Epstein's Paints serves the city's film and TV industry, filling in interior backdrops
HELL'S KITCHEN, Manhattan (WABC) -- SAG-AFTRA members aren't the only ones able to get back on the job now that the strike is over.
Eyewitness News reporter Sonia Rincon spoke with the owner of a family business in Midtown, Manhattan with a long history of working with New York film and TV productions.
With screen actors getting back on sets, there are sets to be designed. Epstein's Paints serves the city's film and TV industry, filling in interior backdrops, and the last few months have been tough.
"It's just been dead. It's been quiet," Ken Epstein said.
There was a little reprieve when the writers strike ended.
"They settled, so some of the late-night shows came back," he said.
Now, movies and TV shows can pick back up. The family business has been in Hell's Kitchen since 1895, but it's been filling orders for New York's big and small screen creative designers since the 1950's, thanks to Ken Epstein's late father Larry, a World War II veteran.

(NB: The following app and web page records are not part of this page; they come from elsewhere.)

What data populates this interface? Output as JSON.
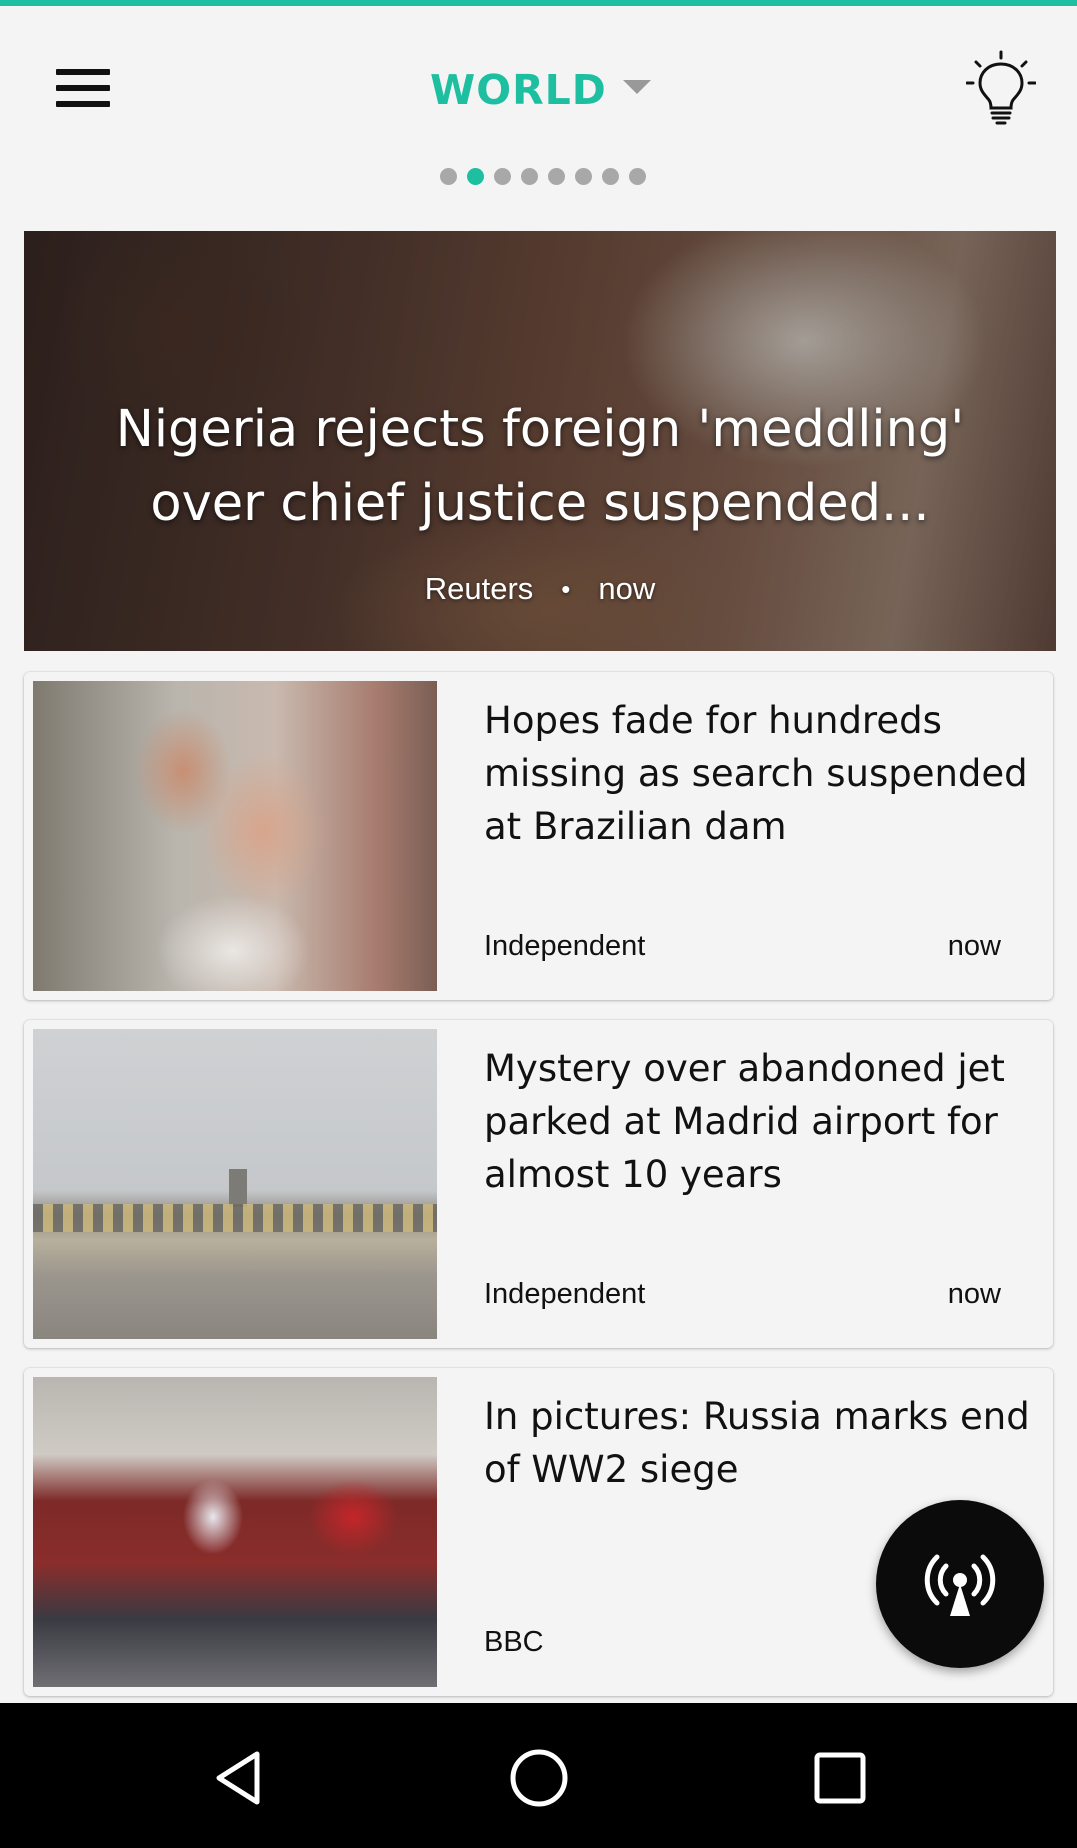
{
  "header": {
    "section_title": "WORLD",
    "menu_icon": "hamburger-menu-icon",
    "caret_icon": "caret-down-icon",
    "theme_icon": "lightbulb-icon",
    "accent_color": "#1ebfa0"
  },
  "pager": {
    "total_pages": 8,
    "active_index": 1
  },
  "hero": {
    "title": "Nigeria rejects foreign 'meddling' over chief justice suspended...",
    "source": "Reuters",
    "separator": "•",
    "time": "now"
  },
  "articles": [
    {
      "title": "Hopes fade for hundreds missing as search suspended at Brazilian dam",
      "source": "Independent",
      "time": "now"
    },
    {
      "title": "Mystery over abandoned jet parked at Madrid airport for almost 10 years",
      "source": "Independent",
      "time": "now"
    },
    {
      "title": "In pictures: Russia marks end of WW2 siege",
      "source": "BBC",
      "time": ""
    }
  ],
  "fab": {
    "icon": "broadcast-antenna-icon"
  },
  "system_nav": {
    "back_icon": "back-triangle-icon",
    "home_icon": "home-circle-icon",
    "recents_icon": "recents-square-icon"
  }
}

"The studios were all in this neighborhood," he said. "And he would go in with a couple of wallpaper books, and when color came in, they had to do everything in color and differently."
Floors, blinds and wallpaper, aren't necessarily the things you notice watching a movie or TV show, but they help transport you to a particular time or help establish a mood. That's Epstein's specialty.
When Michael Jackson and Diana Ross eased on down the road, the shop supplied just the right shade of yellow.
Lots of iconic New York movies had interiors they helped bring to life. A wall is filled with old parking permits in the store, serving as reminders.
"'Serpico,' 'Dogs Day,' some great New York stuff," Epstein said. "'The Warriors,' just some great New York movies."
Some of them have the working titles, not the final ones.
"Like 'Zumunda,' with Eddie Murphy," Epstein said.
That would eventually titled 'Coming to America.'
As the film and TV industry goes, so do the niche businesses that serve it, weathering tough times like the pandemic.
"9-11 was terrible because everything was done, the whole downtown was closed," he said. "You go months without business and then it takes time to get caught up again. And that's where we are now."